High on NASA’s list of innovation priorities are technologies that use the Moon’s resources to support sustainable surface operations with decreasing supply needs from Earth. This includes systems that could convert lunar ice into rocket fuel, drinkable water, or other vital resources, including rocket fuel. Regolith also shows promise for both construction and creating elements for rocket fuel.

NASA has identified several technology gaps related to harvesting and moving large quantities of resources on the Moon, including hardware capable of operating in the extreme cold and permanent to near-permanent darkness. Robotic systems for excavation will need to withstand the harsh environments inside permanently shadowed regions at the lunar South Pole, where ice has been observed and the targeted landing site for crewed Artemis missions.

Designs for this challenge will need to dig up the icy regolith, take it to a processing plant for water extraction, and then transport it to a storage tank for life support and other systems.

“Responsibly gathering these resources on a place far from our home planet will require new technologies,” said John Vickers, the NASA principal technologist for the challenge. “Someday we may be able to incentivize regolith excavation and water delivery technologies that could be adapted for operation on the lunar surface, while also advancing excavation technologies for terrestrial commercialization.”

On Earth, a variety of tools and techniques are used for excavation – from manual labor using simple tools like a hand shovel to complex machinery. The mission architectures developed in the Break the Ice Lunar Challenge aims to help guide machine design and operation concepts for future terrestrial and lunar mining and excavation operations and equipment for decades to come.

The Break the Ice Lunar Challenge is a NASA Centennial Challenge, managed by NASA’s Marshall Space Flight Center in Huntsville, Alabama, and NASA’s Kennedy Space Center in Florida. Centennial Challenges are part of the Prizes and Challenges program within NASA’s Space Technology Mission Directorate. NASA has contracted Ensemble Consultancy to support the management of competitors for this challenge.
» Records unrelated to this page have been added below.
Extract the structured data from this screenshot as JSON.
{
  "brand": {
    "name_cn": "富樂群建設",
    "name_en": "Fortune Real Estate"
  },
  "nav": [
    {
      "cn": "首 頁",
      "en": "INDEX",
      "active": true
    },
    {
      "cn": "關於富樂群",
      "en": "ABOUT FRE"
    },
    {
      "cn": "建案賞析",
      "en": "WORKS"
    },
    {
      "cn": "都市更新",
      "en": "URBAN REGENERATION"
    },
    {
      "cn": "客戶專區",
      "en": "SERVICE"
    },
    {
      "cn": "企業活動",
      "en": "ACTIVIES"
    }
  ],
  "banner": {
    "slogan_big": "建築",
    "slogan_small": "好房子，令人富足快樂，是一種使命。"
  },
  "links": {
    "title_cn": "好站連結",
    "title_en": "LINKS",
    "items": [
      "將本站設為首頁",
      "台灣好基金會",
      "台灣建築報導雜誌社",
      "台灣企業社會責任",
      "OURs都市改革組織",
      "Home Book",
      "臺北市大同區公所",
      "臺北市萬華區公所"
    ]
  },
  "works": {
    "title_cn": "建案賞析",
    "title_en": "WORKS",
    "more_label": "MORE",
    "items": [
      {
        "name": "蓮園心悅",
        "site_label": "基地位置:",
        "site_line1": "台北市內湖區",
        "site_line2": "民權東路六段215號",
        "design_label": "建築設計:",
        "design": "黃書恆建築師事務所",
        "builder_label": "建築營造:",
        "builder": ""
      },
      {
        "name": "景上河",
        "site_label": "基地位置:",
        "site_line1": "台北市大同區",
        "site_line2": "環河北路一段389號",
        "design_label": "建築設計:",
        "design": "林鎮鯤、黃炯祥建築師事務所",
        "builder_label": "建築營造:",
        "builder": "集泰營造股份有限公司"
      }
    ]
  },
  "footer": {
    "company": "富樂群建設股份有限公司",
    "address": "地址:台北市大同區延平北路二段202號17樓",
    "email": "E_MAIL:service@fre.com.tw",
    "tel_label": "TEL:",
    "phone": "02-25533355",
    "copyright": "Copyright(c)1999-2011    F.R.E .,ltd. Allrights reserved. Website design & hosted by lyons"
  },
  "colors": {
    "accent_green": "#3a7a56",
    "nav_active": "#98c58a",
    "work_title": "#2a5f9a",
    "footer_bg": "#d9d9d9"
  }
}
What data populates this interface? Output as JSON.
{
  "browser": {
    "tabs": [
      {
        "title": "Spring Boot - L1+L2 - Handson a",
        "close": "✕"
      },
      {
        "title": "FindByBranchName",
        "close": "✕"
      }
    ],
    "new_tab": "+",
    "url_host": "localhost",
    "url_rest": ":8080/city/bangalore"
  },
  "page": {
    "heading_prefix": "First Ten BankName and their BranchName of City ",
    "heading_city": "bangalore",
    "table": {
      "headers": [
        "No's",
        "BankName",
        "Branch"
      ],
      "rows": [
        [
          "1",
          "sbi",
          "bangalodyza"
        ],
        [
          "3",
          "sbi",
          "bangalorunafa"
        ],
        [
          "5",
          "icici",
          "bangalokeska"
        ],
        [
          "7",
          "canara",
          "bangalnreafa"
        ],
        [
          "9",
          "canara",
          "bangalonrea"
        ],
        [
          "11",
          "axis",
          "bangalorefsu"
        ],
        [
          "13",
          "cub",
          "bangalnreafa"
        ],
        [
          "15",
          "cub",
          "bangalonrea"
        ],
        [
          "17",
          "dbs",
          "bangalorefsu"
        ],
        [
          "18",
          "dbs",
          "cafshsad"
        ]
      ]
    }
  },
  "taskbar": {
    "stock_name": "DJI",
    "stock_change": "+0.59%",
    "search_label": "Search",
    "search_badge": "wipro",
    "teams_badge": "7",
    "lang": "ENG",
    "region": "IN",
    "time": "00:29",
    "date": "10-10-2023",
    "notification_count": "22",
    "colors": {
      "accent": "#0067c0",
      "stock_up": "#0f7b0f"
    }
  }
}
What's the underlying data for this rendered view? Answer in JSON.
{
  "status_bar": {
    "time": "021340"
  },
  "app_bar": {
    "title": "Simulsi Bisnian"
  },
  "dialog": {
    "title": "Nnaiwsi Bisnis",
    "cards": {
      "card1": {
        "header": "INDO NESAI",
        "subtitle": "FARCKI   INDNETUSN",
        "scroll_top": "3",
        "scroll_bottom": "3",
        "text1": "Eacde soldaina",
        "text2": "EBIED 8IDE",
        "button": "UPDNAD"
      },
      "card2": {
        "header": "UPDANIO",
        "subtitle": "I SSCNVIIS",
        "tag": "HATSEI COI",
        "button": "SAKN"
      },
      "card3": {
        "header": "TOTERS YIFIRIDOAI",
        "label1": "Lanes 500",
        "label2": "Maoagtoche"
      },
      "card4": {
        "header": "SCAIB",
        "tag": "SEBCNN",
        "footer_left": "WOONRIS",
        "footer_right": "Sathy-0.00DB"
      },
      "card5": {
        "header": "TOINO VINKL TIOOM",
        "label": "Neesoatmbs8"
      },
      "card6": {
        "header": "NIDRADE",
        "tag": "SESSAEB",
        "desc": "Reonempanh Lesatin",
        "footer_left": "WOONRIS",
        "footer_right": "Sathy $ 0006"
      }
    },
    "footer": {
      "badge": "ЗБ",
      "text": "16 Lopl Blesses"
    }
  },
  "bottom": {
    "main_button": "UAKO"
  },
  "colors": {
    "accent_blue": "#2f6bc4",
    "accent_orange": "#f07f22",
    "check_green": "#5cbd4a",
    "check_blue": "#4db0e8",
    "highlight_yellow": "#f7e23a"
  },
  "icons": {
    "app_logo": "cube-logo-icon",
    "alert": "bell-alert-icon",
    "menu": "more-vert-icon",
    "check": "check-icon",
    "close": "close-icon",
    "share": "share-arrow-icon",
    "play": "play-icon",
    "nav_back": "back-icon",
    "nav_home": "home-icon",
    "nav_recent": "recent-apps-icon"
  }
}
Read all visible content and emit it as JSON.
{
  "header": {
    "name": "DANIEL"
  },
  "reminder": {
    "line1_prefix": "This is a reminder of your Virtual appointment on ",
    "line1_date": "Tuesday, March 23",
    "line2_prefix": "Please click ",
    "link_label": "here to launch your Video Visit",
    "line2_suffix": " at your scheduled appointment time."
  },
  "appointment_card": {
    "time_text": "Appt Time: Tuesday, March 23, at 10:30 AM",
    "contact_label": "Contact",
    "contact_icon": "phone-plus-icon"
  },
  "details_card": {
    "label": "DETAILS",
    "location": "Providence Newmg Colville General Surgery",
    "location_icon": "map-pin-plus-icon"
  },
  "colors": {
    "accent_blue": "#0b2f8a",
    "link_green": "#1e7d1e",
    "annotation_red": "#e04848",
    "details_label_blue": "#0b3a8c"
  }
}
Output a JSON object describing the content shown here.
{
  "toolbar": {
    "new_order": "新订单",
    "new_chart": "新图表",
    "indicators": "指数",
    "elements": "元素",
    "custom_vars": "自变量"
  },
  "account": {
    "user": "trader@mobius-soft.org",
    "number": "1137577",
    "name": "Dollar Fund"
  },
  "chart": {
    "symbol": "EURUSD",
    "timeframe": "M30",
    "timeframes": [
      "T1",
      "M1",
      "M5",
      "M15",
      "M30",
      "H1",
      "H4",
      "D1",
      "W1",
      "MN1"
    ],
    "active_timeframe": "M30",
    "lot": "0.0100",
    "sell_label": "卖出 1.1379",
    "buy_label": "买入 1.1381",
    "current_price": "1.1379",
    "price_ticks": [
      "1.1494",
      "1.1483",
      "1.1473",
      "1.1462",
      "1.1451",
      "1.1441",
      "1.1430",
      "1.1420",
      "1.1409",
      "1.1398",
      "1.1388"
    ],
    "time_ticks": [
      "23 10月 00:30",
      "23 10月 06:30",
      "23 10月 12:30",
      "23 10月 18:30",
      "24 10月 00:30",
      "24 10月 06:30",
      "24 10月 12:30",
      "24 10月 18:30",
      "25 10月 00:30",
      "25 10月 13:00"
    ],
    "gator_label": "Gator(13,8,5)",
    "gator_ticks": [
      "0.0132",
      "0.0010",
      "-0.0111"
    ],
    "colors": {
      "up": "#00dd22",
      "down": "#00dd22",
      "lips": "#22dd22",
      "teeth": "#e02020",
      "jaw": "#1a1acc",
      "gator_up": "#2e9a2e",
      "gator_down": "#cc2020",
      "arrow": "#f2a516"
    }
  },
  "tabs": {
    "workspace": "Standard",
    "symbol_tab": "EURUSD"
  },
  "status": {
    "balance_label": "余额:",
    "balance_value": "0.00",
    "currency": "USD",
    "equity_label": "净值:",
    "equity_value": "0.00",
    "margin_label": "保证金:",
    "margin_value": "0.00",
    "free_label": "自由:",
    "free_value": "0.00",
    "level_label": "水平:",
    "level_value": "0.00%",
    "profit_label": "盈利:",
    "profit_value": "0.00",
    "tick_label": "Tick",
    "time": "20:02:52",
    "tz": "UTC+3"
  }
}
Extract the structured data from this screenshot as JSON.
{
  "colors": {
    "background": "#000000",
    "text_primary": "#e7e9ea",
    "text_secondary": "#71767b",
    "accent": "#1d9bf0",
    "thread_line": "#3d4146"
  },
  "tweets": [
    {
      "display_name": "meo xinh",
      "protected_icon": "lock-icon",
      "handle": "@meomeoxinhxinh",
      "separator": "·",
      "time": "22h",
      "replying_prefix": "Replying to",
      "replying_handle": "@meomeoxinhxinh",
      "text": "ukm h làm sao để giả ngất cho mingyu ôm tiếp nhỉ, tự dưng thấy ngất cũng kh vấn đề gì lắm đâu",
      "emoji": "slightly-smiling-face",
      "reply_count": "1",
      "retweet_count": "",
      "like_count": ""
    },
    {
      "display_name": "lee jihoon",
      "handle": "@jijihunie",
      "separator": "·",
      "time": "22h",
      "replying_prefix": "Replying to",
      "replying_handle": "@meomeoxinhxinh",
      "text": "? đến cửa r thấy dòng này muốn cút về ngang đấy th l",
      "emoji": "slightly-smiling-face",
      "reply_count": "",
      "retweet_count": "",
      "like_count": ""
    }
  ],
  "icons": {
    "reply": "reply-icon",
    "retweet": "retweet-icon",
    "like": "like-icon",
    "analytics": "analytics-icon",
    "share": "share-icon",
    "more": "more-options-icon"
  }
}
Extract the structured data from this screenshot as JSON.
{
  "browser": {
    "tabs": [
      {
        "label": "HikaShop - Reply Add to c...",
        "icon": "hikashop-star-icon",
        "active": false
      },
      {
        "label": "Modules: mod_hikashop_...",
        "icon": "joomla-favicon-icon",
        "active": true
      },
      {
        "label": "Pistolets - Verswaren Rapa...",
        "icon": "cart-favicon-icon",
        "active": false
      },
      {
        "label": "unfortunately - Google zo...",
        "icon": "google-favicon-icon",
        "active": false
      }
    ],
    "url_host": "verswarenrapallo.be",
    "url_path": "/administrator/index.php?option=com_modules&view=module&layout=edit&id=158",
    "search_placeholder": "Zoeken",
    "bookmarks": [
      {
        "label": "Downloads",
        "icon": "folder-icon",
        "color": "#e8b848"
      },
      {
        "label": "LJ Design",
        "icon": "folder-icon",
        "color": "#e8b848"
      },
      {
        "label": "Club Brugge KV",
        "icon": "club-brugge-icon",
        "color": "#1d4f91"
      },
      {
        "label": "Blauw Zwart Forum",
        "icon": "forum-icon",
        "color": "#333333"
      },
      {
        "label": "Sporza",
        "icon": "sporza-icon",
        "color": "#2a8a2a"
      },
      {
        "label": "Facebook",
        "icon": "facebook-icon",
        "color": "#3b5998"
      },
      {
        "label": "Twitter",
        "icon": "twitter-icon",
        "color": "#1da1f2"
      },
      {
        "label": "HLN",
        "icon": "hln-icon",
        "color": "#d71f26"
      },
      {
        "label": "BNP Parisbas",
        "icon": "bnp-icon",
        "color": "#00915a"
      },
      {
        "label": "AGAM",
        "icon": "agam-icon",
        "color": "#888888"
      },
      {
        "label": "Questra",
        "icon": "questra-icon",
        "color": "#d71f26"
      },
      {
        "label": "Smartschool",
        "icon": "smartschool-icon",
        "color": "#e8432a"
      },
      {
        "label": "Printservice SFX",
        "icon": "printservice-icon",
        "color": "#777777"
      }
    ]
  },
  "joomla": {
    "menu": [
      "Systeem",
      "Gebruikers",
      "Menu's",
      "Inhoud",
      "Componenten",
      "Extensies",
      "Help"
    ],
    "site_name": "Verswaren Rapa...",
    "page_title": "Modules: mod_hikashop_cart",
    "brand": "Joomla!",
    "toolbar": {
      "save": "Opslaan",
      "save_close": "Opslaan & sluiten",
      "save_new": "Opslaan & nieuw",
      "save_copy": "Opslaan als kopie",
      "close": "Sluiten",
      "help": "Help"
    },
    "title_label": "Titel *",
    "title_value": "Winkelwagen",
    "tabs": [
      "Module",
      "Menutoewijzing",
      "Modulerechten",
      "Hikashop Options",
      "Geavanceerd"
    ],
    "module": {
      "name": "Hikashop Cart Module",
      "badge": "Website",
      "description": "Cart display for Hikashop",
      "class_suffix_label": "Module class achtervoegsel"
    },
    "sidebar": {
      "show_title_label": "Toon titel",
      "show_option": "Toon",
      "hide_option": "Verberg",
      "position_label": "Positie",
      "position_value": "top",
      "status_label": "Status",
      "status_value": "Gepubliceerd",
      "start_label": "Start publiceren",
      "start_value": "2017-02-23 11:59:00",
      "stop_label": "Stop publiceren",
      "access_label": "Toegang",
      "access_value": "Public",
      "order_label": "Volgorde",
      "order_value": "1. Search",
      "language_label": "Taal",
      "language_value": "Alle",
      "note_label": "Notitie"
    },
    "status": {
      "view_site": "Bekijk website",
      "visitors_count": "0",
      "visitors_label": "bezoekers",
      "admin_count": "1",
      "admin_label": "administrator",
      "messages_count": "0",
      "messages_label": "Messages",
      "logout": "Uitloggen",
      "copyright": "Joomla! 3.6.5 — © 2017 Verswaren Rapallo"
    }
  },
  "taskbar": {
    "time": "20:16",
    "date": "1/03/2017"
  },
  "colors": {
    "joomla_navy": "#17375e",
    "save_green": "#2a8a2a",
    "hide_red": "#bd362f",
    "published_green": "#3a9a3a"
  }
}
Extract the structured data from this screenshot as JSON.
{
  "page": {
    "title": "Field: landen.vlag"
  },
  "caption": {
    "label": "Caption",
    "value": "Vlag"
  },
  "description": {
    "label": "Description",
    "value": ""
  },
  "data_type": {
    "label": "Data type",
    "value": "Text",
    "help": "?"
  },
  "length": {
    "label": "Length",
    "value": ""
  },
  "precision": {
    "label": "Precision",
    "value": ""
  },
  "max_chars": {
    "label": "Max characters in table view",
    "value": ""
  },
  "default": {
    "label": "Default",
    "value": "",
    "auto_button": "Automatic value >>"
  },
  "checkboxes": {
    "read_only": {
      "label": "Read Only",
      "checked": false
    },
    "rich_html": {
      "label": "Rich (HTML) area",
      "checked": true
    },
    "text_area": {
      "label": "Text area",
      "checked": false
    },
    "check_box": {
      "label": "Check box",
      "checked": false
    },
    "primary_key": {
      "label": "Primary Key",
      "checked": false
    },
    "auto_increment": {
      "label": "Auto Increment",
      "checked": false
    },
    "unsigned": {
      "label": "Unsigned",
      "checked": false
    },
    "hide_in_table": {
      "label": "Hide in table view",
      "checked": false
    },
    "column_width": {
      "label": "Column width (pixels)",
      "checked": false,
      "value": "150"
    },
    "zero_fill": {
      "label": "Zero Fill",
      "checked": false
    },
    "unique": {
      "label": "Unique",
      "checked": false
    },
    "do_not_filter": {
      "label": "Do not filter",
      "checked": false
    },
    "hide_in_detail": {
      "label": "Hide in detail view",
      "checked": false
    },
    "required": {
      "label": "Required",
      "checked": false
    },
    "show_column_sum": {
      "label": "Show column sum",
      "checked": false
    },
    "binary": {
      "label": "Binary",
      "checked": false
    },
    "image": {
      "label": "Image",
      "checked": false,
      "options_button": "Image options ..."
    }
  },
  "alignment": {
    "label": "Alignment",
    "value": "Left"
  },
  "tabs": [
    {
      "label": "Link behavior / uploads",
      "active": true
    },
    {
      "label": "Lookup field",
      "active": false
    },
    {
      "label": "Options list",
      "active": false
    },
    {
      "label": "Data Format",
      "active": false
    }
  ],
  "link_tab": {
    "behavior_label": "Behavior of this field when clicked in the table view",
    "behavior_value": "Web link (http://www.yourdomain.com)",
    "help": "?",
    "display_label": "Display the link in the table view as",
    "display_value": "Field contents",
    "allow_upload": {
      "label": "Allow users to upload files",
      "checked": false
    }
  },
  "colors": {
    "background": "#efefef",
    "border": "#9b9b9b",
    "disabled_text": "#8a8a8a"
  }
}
To learn more about the challenge and register to participate, visit:

For more information about NASA’s Prizes and Challenges, visit:

Molly Porter
Marshall Space Flight Center, Huntsville, Ala.